Provided data

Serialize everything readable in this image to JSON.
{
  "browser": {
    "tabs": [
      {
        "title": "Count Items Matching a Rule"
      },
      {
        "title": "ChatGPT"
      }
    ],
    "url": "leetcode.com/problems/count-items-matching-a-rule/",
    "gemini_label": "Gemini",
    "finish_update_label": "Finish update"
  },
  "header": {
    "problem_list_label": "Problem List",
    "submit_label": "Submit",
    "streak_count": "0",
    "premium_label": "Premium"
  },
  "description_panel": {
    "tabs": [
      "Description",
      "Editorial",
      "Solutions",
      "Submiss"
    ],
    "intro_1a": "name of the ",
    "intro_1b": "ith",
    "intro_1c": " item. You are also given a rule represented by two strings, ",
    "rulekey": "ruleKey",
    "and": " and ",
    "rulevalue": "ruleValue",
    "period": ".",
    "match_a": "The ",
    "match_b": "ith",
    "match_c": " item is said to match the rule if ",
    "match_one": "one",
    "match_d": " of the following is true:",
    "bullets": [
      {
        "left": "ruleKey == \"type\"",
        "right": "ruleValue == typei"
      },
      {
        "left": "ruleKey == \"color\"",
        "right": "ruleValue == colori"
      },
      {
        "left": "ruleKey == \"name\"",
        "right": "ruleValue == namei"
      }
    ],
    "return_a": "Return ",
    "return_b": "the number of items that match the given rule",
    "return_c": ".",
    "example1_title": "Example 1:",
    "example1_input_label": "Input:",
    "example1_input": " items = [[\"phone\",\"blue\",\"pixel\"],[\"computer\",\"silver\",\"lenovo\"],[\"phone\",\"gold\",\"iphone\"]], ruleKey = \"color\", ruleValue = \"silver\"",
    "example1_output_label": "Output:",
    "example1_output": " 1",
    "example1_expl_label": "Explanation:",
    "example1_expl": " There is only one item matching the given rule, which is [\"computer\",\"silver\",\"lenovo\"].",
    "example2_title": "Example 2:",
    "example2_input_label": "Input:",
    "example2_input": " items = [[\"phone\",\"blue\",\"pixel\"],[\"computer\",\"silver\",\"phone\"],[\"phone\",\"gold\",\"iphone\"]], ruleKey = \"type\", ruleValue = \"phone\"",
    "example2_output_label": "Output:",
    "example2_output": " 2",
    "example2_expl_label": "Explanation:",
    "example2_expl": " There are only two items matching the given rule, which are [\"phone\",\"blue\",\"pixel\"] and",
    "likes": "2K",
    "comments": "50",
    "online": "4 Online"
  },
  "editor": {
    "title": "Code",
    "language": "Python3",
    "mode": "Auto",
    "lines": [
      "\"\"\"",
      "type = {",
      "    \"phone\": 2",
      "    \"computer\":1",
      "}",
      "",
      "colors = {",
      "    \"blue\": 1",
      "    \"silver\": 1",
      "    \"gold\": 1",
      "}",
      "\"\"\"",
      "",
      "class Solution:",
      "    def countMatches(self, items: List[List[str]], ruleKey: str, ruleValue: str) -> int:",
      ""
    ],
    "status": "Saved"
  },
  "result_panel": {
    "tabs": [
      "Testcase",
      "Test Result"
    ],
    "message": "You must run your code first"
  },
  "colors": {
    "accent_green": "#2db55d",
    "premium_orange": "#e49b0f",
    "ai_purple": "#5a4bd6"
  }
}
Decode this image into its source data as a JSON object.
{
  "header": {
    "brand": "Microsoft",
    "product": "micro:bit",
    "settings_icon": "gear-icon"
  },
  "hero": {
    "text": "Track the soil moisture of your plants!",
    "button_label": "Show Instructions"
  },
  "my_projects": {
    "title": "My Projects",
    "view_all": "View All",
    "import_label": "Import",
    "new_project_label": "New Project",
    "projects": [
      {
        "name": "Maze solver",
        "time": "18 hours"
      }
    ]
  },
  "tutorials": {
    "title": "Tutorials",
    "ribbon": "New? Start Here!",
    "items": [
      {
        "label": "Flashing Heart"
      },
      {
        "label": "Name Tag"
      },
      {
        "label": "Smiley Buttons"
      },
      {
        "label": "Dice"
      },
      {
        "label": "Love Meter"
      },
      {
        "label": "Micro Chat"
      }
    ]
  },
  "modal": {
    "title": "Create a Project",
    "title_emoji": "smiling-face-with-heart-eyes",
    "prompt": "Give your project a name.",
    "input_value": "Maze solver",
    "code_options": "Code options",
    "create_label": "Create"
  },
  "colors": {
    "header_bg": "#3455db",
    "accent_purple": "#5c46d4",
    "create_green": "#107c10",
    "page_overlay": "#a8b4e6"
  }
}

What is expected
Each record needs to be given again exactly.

Result for this exercise
Serialize everything readable in this image to JSON.
{
  "browser": {
    "tabs": [
      {
        "title": "Count Items Matching a Rule"
      },
      {
        "title": "ChatGPT"
      }
    ],
    "url": "leetcode.com/problems/count-items-matching-a-rule/",
    "gemini_label": "Gemini",
    "finish_update_label": "Finish update"
  },
  "header": {
    "problem_list_label": "Problem List",
    "submit_label": "Submit",
    "streak_count": "0",
    "premium_label": "Premium"
  },
  "description_panel": {
    "tabs": [
      "Description",
      "Editorial",
      "Solutions",
      "Submiss"
    ],
    "intro_1a": "name of the ",
    "intro_1b": "ith",
    "intro_1c": " item. You are also given a rule represented by two strings, ",
    "rulekey": "ruleKey",
    "and": " and ",
    "rulevalue": "ruleValue",
    "period": ".",
    "match_a": "The ",
    "match_b": "ith",
    "match_c": " item is said to match the rule if ",
    "match_one": "one",
    "match_d": " of the following is true:",
    "bullets": [
      {
        "left": "ruleKey == \"type\"",
        "right": "ruleValue == typei"
      },
      {
        "left": "ruleKey == \"color\"",
        "right": "ruleValue == colori"
      },
      {
        "left": "ruleKey == \"name\"",
        "right": "ruleValue == namei"
      }
    ],
    "return_a": "Return ",
    "return_b": "the number of items that match the given rule",
    "return_c": ".",
    "example1_title": "Example 1:",
    "example1_input_label": "Input:",
    "example1_input": " items = [[\"phone\",\"blue\",\"pixel\"],[\"computer\",\"silver\",\"lenovo\"],[\"phone\",\"gold\",\"iphone\"]], ruleKey = \"color\", ruleValue = \"silver\"",
    "example1_output_label": "Output:",
    "example1_output": " 1",
    "example1_expl_label": "Explanation:",
    "example1_expl": " There is only one item matching the given rule, which is [\"computer\",\"silver\",\"lenovo\"].",
    "example2_title": "Example 2:",
    "example2_input_label": "Input:",
    "example2_input": " items = [[\"phone\",\"blue\",\"pixel\"],[\"computer\",\"silver\",\"phone\"],[\"phone\",\"gold\",\"iphone\"]], ruleKey = \"type\", ruleValue = \"phone\"",
    "example2_output_label": "Output:",
    "example2_output": " 2",
    "example2_expl_label": "Explanation:",
    "example2_expl": " There are only two items matching the given rule, which are [\"phone\",\"blue\",\"pixel\"] and",
    "likes": "2K",
    "comments": "50",
    "online": "4 Online"
  },
  "editor": {
    "title": "Code",
    "language": "Python3",
    "mode": "Auto",
    "lines": [
      "\"\"\"",
      "type = {",
      "    \"phone\": 2",
      "    \"computer\":1",
      "}",
      "",
      "colors = {",
      "    \"blue\": 1",
      "    \"silver\": 1",
      "    \"gold\": 1",
      "}",
      "\"\"\"",
      "",
      "class Solution:",
      "    def countMatches(self, items: List[List[str]], ruleKey: str, ruleValue: str) -> int:",
      ""
    ],
    "status": "Saved"
  },
  "result_panel": {
    "tabs": [
      "Testcase",
      "Test Result"
    ],
    "message": "You must run your code first"
  },
  "colors": {
    "accent_green": "#2db55d",
    "premium_orange": "#e49b0f",
    "ai_purple": "#5a4bd6"
  }
}
Decode this image into its source data as a JSON object.
{
  "header": {
    "brand": "Microsoft",
    "product": "micro:bit",
    "settings_icon": "gear-icon"
  },
  "hero": {
    "text": "Track the soil moisture of your plants!",
    "button_label": "Show Instructions"
  },
  "my_projects": {
    "title": "My Projects",
    "view_all": "View All",
    "import_label": "Import",
    "new_project_label": "New Project",
    "projects": [
      {
        "name": "Maze solver",
        "time": "18 hours"
      }
    ]
  },
  "tutorials": {
    "title": "Tutorials",
    "ribbon": "New? Start Here!",
    "items": [
      {
        "label": "Flashing Heart"
      },
      {
        "label": "Name Tag"
      },
      {
        "label": "Smiley Buttons"
      },
      {
        "label": "Dice"
      },
      {
        "label": "Love Meter"
      },
      {
        "label": "Micro Chat"
      }
    ]
  },
  "modal": {
    "title": "Create a Project",
    "title_emoji": "smiling-face-with-heart-eyes",
    "prompt": "Give your project a name.",
    "input_value": "Maze solver",
    "code_options": "Code options",
    "create_label": "Create"
  },
  "colors": {
    "header_bg": "#3455db",
    "accent_purple": "#5c46d4",
    "create_green": "#107c10",
    "page_overlay": "#a8b4e6"
  }
}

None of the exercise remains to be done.